2017 has proven itself an exceptional year for both the Arctic and Antarctic, with the amount of ice at both poles reaching the lowest levels in 38-year satellite records. The data was released by NASA and the US National Snow and Ice Data Centre (NSIDC).
The natural temperature fluctuations that come with our planet’s seasons mean the sea ice extent — a measure climate scientists use to catalogue ice coverage — hits highs and lows each year.
The amount of ice at the Arctic usually reaches a maximum in March each year, following the northern hemisphere winter; this year peaking on the seventh of the month.
The trouble is that this maximum is the lowest recorded since these kinds of satellite records began back in 1979.
The other end of the planet hasn’t fared much better either. Around this time each year, the ice extent in the Antarctic dips to a post-summer minimum, but 2017 has seen a record low here too.
Compared to the 1981 – 2010 average, the two poles together have lost an area of sea ice the size of Mexico.
The release comes from US National Snow and Ice Data Centre (NSIDC).
What’s causing it?
Climate scientists say the problem in the Arctic this year is due to localised weather effects combined with higher-than-average temperatures in the region.
Stormy winds throughout the winter months have churned up the seas and led to conditions that aren’t conducive to ice growth, and the region was already facing a low ice extent after a particularly warm summer.
The Arctic mercury has been behaving particularly erratically on the short-term too. During the winter of 2016/17, swathes of the region experienced temperatures nearly 20 degrees Celsius higher than usual, even during the near-sunless polar night.
Though this extreme jump in temperature was short-lived, scientists say such freak-temperature events are made “more likely by orders of magnitude due to climate change,” and can be expected to occur more frequently year-on-year.
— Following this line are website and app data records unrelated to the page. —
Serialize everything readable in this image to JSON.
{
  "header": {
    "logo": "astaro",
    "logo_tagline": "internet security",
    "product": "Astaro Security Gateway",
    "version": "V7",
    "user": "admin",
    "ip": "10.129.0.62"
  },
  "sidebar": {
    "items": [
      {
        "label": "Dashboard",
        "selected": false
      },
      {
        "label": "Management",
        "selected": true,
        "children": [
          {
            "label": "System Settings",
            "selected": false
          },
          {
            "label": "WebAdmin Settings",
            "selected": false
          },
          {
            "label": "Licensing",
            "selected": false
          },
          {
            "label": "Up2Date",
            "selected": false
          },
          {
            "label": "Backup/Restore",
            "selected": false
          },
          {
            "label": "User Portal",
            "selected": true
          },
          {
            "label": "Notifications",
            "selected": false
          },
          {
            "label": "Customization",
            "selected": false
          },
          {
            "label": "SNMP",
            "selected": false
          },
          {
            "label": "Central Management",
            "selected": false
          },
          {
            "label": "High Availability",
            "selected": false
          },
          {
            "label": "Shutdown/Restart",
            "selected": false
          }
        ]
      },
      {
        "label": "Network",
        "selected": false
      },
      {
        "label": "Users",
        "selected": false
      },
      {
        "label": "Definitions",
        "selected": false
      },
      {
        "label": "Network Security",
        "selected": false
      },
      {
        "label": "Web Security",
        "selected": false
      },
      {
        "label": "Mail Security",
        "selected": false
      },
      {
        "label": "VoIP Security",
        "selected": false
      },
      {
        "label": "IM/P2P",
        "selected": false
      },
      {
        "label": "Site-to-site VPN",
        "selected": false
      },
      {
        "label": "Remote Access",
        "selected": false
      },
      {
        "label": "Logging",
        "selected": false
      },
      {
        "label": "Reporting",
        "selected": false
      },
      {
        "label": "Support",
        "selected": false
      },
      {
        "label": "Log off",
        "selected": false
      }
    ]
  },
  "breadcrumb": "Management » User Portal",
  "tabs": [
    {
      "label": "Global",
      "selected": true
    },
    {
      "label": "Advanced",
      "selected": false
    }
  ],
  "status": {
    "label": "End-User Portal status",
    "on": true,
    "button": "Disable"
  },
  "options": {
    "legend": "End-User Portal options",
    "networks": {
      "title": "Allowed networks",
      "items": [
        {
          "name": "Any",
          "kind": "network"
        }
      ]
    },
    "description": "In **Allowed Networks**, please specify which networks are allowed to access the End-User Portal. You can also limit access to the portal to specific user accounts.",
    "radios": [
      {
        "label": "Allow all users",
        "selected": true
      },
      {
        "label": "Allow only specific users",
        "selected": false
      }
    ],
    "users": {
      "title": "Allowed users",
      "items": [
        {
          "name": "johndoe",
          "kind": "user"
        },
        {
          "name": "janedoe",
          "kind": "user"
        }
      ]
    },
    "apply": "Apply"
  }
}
To compound the problem, the ice that is present in the Arctic is thinner than usual, according to data taken with the CryoSat-2 satellite. As the top layers of ice melt away, the older ice beneath that has remained frozen in the region for aeons is being exposed, leaving it vulnerable to melting and thinning.
Trends of sea ice in the northern pole have shown an average of 2.8% reduction every decade, and though this year’s record low wintertime extent may not necessarily lead to an equally-record low summer level, it is, according to researchers, “guaranteed to be below normal.”
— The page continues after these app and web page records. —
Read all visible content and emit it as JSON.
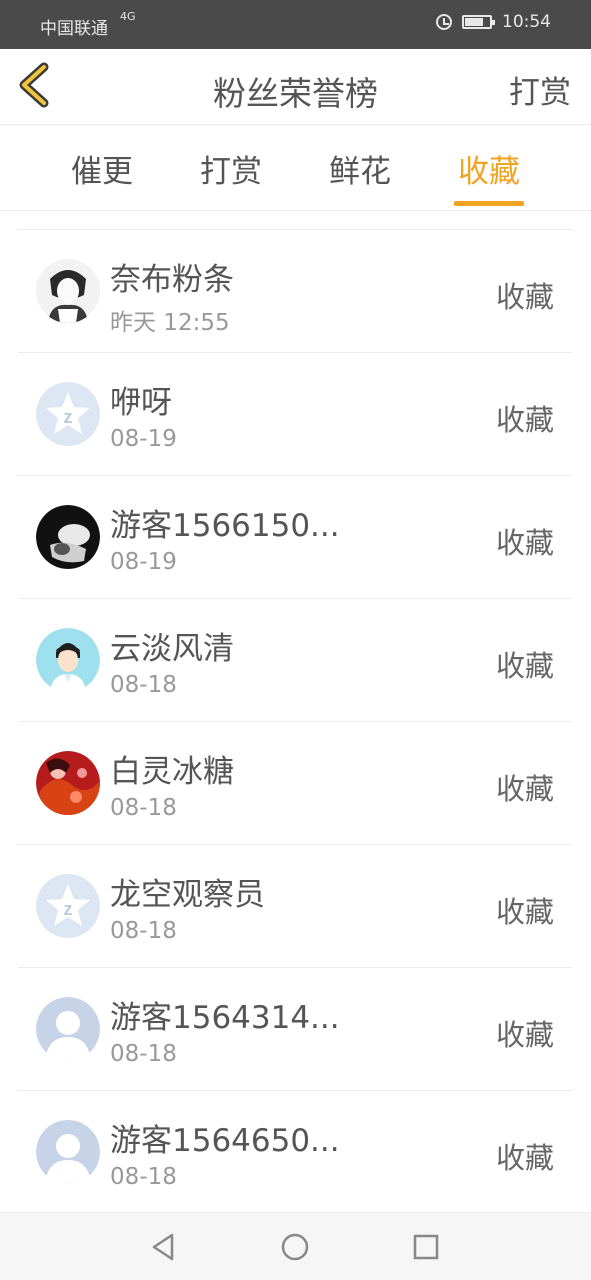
{
  "status": {
    "carrier": "中国联通",
    "network": "4G",
    "time": "10:54"
  },
  "header": {
    "title": "粉丝荣誉榜",
    "action": "打赏"
  },
  "tabs": [
    {
      "label": "催更"
    },
    {
      "label": "打赏"
    },
    {
      "label": "鲜花"
    },
    {
      "label": "收藏"
    }
  ],
  "active_tab": "收藏",
  "colors": {
    "accent": "#f0a422",
    "text": "#555555",
    "muted": "#999999"
  },
  "items": [
    {
      "name": "奈布粉条",
      "date": "昨天 12:55",
      "kind": "收藏",
      "avatar": "anime-photo"
    },
    {
      "name": "咿呀",
      "date": "08-19",
      "kind": "收藏",
      "avatar": "default-qq"
    },
    {
      "name": "游客1566150...",
      "date": "08-19",
      "kind": "收藏",
      "avatar": "dark-photo"
    },
    {
      "name": "云淡风清",
      "date": "08-18",
      "kind": "收藏",
      "avatar": "cartoon-boy"
    },
    {
      "name": "白灵冰糖",
      "date": "08-18",
      "kind": "收藏",
      "avatar": "red-artwork"
    },
    {
      "name": "龙空观察员",
      "date": "08-18",
      "kind": "收藏",
      "avatar": "default-qq"
    },
    {
      "name": "游客1564314...",
      "date": "08-18",
      "kind": "收藏",
      "avatar": "default-person"
    },
    {
      "name": "游客1564650...",
      "date": "08-18",
      "kind": "收藏",
      "avatar": "default-person"
    }
  ]
}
Action at both ends
The southern tip of our planet is not escaping the clutches of climate change either. Having just come to the end of its summer, ice in the Antarctic is at its normal annual minimum. But this year, the region’s sea ice extent is the lowest minimum recorded since satellites began to survey to continent.
This is especially surprising since, until this year, Antarctic ice had slowly been growing, with the data showing steady annual increases.
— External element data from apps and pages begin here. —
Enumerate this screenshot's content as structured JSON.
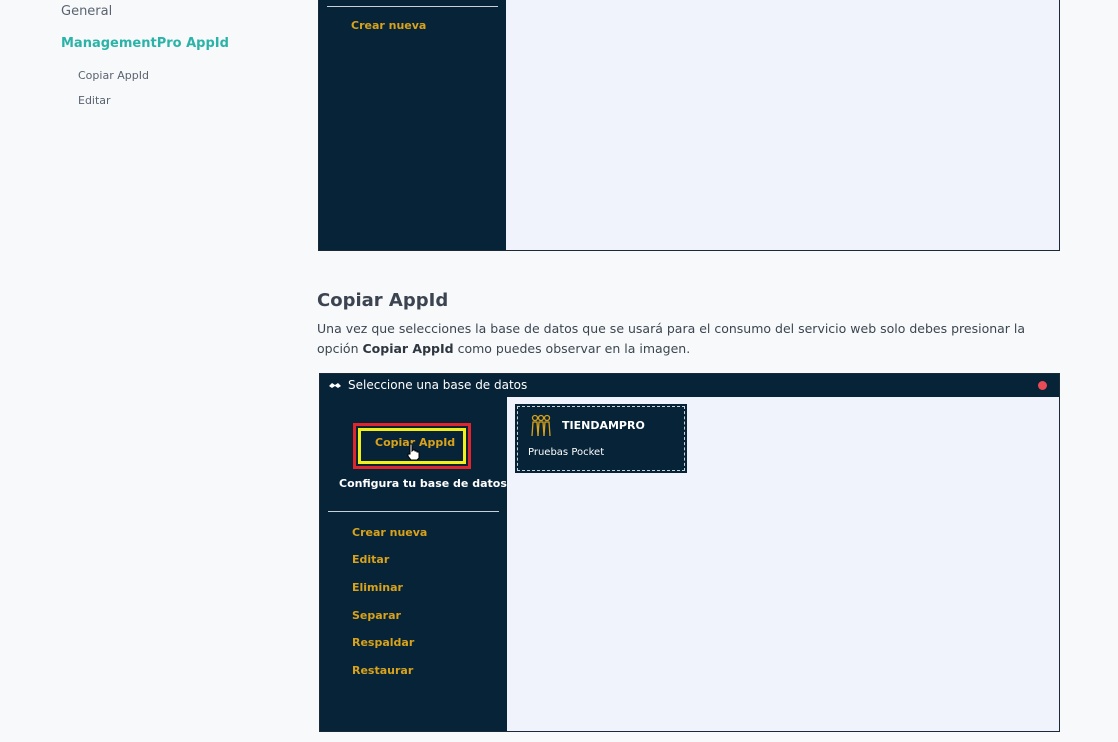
{
  "nav": {
    "general": "General",
    "active": "ManagementPro AppId",
    "sub_items": [
      "Copiar AppId",
      "Editar"
    ]
  },
  "screenshot_top": {
    "crear_nueva": "Crear nueva"
  },
  "section": {
    "title": "Copiar AppId",
    "para_before": "Una vez que selecciones la base de datos que se usará para el consumo del servicio web solo debes presionar la opción ",
    "para_bold": "Copiar AppId",
    "para_after": " como puedes observar en la imagen."
  },
  "screenshot_bottom": {
    "window_title": "Seleccione una base de datos",
    "copiar_button": "Copiar AppId",
    "config_label": "Configura tu base de datos",
    "menu": [
      "Crear nueva",
      "Editar",
      "Eliminar",
      "Separar",
      "Respaldar",
      "Restaurar"
    ],
    "database": {
      "name": "TIENDAMPRO",
      "description": "Pruebas Pocket"
    }
  },
  "colors": {
    "dark_panel": "#062338",
    "menu_text": "#d9a21b",
    "accent_nav": "#2bb3a8",
    "highlight_red": "#e0262c",
    "highlight_yellow": "#f2ef1a",
    "close_dot": "#e84b56"
  }
}
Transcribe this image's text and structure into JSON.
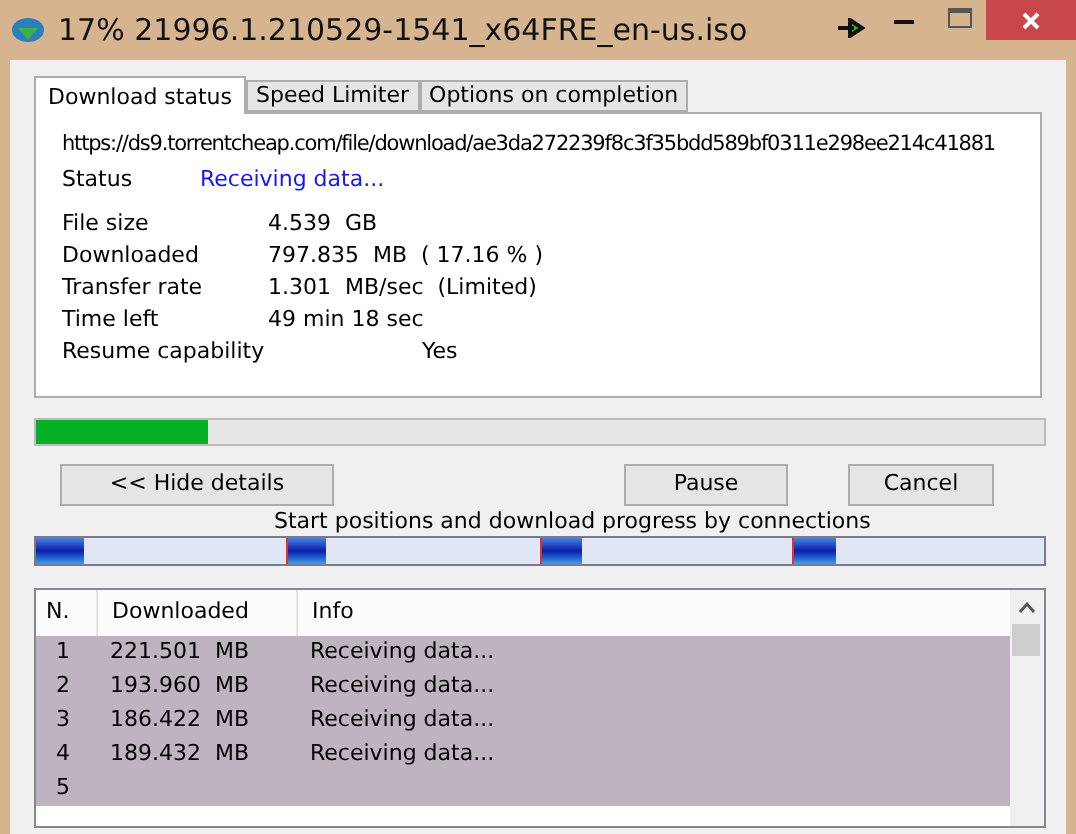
{
  "window": {
    "title": "17% 21996.1.210529-1541_x64FRE_en-us.iso"
  },
  "tabs": [
    {
      "label": "Download status",
      "selected": true
    },
    {
      "label": "Speed Limiter",
      "selected": false
    },
    {
      "label": "Options on completion",
      "selected": false
    }
  ],
  "url": "https://ds9.torrentcheap.com/file/download/ae3da272239f8c3f35bdd589bf0311e298ee214c41881",
  "status": {
    "label": "Status",
    "value": "Receiving data..."
  },
  "details": [
    {
      "label": "File size",
      "value": "4.539  GB"
    },
    {
      "label": "Downloaded",
      "value": "797.835  MB  ( 17.16 % )"
    },
    {
      "label": "Transfer rate",
      "value": "1.301  MB/sec  (Limited)"
    },
    {
      "label": "Time left",
      "value": "49 min 18 sec"
    }
  ],
  "resume": {
    "label": "Resume capability",
    "value": "Yes"
  },
  "progress": {
    "level": 0.1716
  },
  "buttons": {
    "hide": "<< Hide details",
    "pause": "Pause",
    "cancel": "Cancel"
  },
  "connections_caption": "Start positions and download progress by connections",
  "connections": [
    {
      "level": 0.19
    },
    {
      "level": 0.15
    },
    {
      "level": 0.16
    },
    {
      "level": 0.17
    }
  ],
  "table": {
    "columns": [
      "N.",
      "Downloaded",
      "Info"
    ],
    "rows": [
      {
        "n": "1",
        "downloaded": "221.501  MB",
        "info": "Receiving data...",
        "selected": true
      },
      {
        "n": "2",
        "downloaded": "193.960  MB",
        "info": "Receiving data...",
        "selected": true
      },
      {
        "n": "3",
        "downloaded": "186.422  MB",
        "info": "Receiving data...",
        "selected": true
      },
      {
        "n": "4",
        "downloaded": "189.432  MB",
        "info": "Receiving data...",
        "selected": true
      },
      {
        "n": "5",
        "selected": true
      }
    ]
  }
}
Overall trends of sea ice in from 1979 – 2017, measured by satellites. The top line is the Arctic; the middle is Antarctica; and the third shows the combined total. Credits: Joshua Stevens/NASA Earth Observatory
Reasons for this growth aren’t immediately clear, but some scientists propose it could be to do with overall warmer air in the region — as a result of human actions — being able to hold and precipitate greater levels of snowfall.
This year’s sudden dip has therefore come as a surprise to climate scientists, who have described it as “stunningly different” and “definitely of interest.”
It is not clear what the immediate cause of this fall in ice is, and researchers are refusing to draw solid conclusions from a single year’s data. Instead, more measurements taken over a longer period of time are needed to rule out this year being a statistical anomaly.
Our planet’s climate is undergoing a period of extremely quick change, and record results like these are not only understandable, but expected. 2017 has seen extreme ice melting at both tips of the Earth, and while the situation in the Antarctic appears to have bucked a recent cautious upward trend, the Arctic is continuing on its long-established downward spiral.